Carter Pann, CU Boulder professor and composer, said it best when he referred to Avguste Antonov as fearless on the piano. He might have made it fearless and flamboyant because Antonov was both. Stepping onto the stage dressed in white sneakers and shirt, red trousers, and navy jacket covered in white stars, Antonov hardly needed to advise the crowd that he would be playing a program of American composers. The fact that it was living American composers gave it an interesting spin. It is likely that most of the audience had never heard of these composers, let alone heard their music.
The first piece, “Blue Fantasy” by Robert Rollin, has elsewhere been referred to as “blues combined with a piquant contemporary flavor.” It struck me as a bit jarring and discordant, and I was not alone. The couple who sat next to me found the piece as disconcerting as I did. When we compared notes, we each admitted that when Antonov finished “Blue Fantasy,” we had been concerned that the entire performance would consist of similar pieces.
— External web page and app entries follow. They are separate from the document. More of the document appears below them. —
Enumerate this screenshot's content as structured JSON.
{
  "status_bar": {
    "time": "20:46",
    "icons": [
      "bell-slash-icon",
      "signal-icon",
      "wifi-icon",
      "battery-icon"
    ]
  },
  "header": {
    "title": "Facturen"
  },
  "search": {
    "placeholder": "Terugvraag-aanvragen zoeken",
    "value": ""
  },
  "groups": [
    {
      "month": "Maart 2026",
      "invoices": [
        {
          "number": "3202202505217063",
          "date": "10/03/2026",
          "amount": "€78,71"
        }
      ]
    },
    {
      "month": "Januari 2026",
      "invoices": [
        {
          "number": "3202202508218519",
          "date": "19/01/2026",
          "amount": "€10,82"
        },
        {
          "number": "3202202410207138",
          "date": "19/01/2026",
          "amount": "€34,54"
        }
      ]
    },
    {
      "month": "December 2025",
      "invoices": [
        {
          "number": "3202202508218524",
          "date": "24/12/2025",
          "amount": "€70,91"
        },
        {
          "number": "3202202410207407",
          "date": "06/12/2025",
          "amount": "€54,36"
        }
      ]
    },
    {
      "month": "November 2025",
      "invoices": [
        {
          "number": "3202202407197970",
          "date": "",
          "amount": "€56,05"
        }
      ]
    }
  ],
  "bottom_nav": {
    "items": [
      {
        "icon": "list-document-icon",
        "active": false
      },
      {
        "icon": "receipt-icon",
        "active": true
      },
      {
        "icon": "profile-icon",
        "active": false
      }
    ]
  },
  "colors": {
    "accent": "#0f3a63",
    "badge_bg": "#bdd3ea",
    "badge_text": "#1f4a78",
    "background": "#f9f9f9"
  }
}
But each piece thereafter delighted more than the one before it.
The rag influence was obvious in many of the pieces, but the influence varied between blatant and subtle. No doubt, the Broomfield audience appreciated that Antonov played a bit of Carter Pann’s own music, and the short, chatty, personal introduction to it by Pann—less an introduction than an endorsement of Antonov—delighted the audience. And if the audience doubted just how fearless Antonov is, that doubt was swept away by his brief but electrifying detour from living American composers when he took a go at George Gershwin’s “Rhapsody in Blue” during his encore. I have never heard a more robust playing of it. And it made me want more.